TASK TO CARRY OUT | Show, from the entries below, every line in which "meaning" appears.

EXERCISE MATERIAL |

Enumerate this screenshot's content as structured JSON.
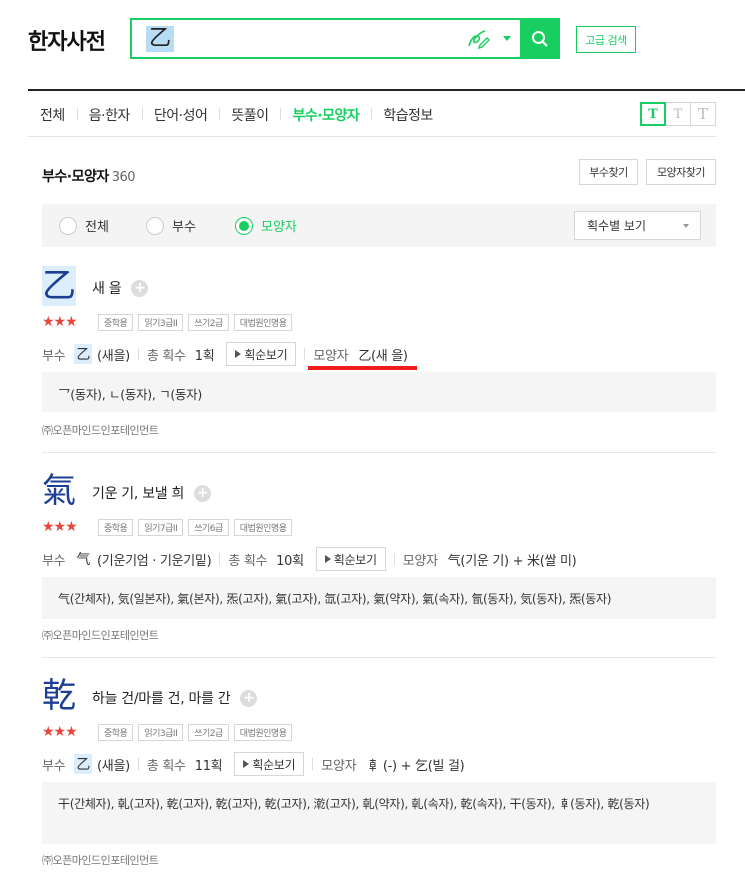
{
  "header": {
    "logo": "한자사전",
    "search_value": "乙",
    "advanced_search": "고급 검색"
  },
  "tabs": [
    {
      "label": "전체",
      "active": false
    },
    {
      "label": "음·한자",
      "active": false
    },
    {
      "label": "단어·성어",
      "active": false
    },
    {
      "label": "뜻풀이",
      "active": false
    },
    {
      "label": "부수·모양자",
      "active": true
    },
    {
      "label": "학습정보",
      "active": false
    }
  ],
  "font_size_buttons": [
    "T",
    "T",
    "T"
  ],
  "section": {
    "title": "부수·모양자",
    "count": "360",
    "find_radical": "부수찾기",
    "find_shape": "모양자찾기"
  },
  "filter": {
    "options": [
      "전체",
      "부수",
      "모양자"
    ],
    "selected": "모양자",
    "sort_label": "획수별 보기"
  },
  "labels": {
    "radical": "부수",
    "total_strokes": "총 획수",
    "stroke_order": "획순보기",
    "shape": "모양자"
  },
  "entries": [
    {
      "hanja": "乙",
      "meaning": "새 을",
      "stars": "★★★",
      "badges": [
        "중학용",
        "읽기3급II",
        "쓰기2급",
        "대법원인명용"
      ],
      "radical_char": "乙",
      "radical_desc": "(새을)",
      "strokes": "1획",
      "shape_value": "乙(새 을)",
      "variants": "乛(동자), ㄴ(동자), ㄱ(동자)",
      "source": "㈜오픈마인드인포테인먼트"
    },
    {
      "hanja": "氣",
      "meaning": "기운 기, 보낼 희",
      "stars": "★★★",
      "badges": [
        "중학용",
        "읽기7급II",
        "쓰기6급",
        "대법원인명용"
      ],
      "radical_char": "气",
      "radical_desc": "(기운기엄 · 기운기밑)",
      "strokes": "10획",
      "shape_value": "气(기운 기) + 米(쌀 미)",
      "variants": "气(간체자), 気(일본자), 氣(본자), 炁(고자), 氣(고자), 氙(고자), 氣(약자), 氣(속자), 氜(동자), 気(동자), 炁(동자)",
      "source": "㈜오픈마인드인포테인먼트"
    },
    {
      "hanja": "乾",
      "meaning": "하늘 건/마를 건, 마를 간",
      "stars": "★★★",
      "badges": [
        "중학용",
        "읽기3급II",
        "쓰기2급",
        "대법원인명용"
      ],
      "radical_char": "乙",
      "radical_desc": "(새을)",
      "strokes": "11획",
      "shape_value": "𠦝 (-) + 乞(빌 걸)",
      "variants": "干(간체자), 乹(고자), 乾(고자), 乾(고자), 乾(고자), 漧(고자), 乹(약자), 乹(속자), 乾(속자), 干(동자), 𠦝(동자), 乾(동자)",
      "source": "㈜오픈마인드인포테인먼트"
    }
  ]
}
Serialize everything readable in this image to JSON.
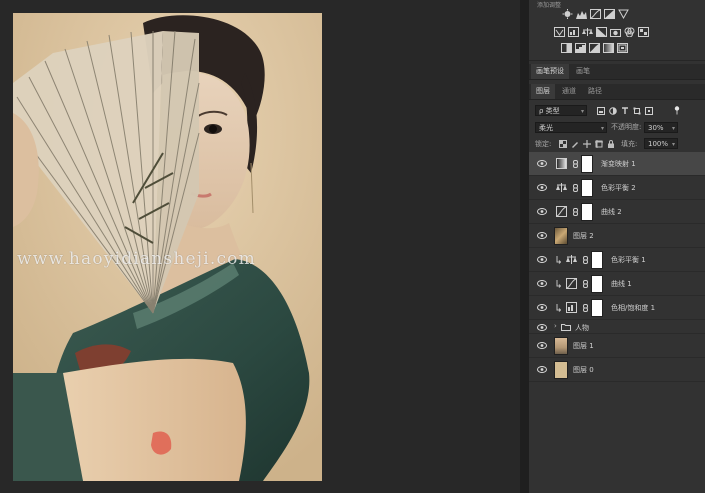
{
  "watermark": "www.haoyidiansheji.com",
  "adjustments": {
    "title": "添加调整",
    "row1": [
      "brightness-contrast-icon",
      "levels-icon",
      "curves-icon",
      "exposure-icon",
      "triangle-down-icon"
    ],
    "row2": [
      "vibrance-icon",
      "hue-saturation-icon",
      "color-balance-icon",
      "black-white-icon",
      "photo-filter-icon",
      "channel-mixer-icon",
      "color-lookup-icon"
    ],
    "row3": [
      "invert-icon",
      "posterize-icon",
      "threshold-icon",
      "gradient-map-icon",
      "selective-color-icon"
    ]
  },
  "top_tabs": [
    "画笔预设",
    "画笔"
  ],
  "layer_tabs": [
    "图层",
    "通道",
    "路径"
  ],
  "filter": {
    "kind": "ρ 类型"
  },
  "blend": {
    "mode": "柔光",
    "opacity_label": "不透明度:",
    "opacity_value": "30%"
  },
  "lock": {
    "label": "锁定:",
    "fill_label": "填充:",
    "fill_value": "100%"
  },
  "layers": [
    {
      "name": "渐变映射 1",
      "selected": true
    },
    {
      "name": "色彩平衡 2"
    },
    {
      "name": "曲线 2"
    },
    {
      "name": "图层 2"
    },
    {
      "name": "色彩平衡 1"
    },
    {
      "name": "曲线 1"
    },
    {
      "name": "色相/饱和度 1"
    },
    {
      "name": "人物"
    },
    {
      "name": "图层 1"
    },
    {
      "name": "图层 0"
    }
  ],
  "colors": {
    "panel": "#323232",
    "selected_row": "#474747",
    "canvas_bg": "#282828"
  }
}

EXERCISE RESPONSE |
      "meaning": "새 을",
      "meaning": "기운 기, 보낼 희",
      "meaning": "하늘 건/마를 건, 마를 간",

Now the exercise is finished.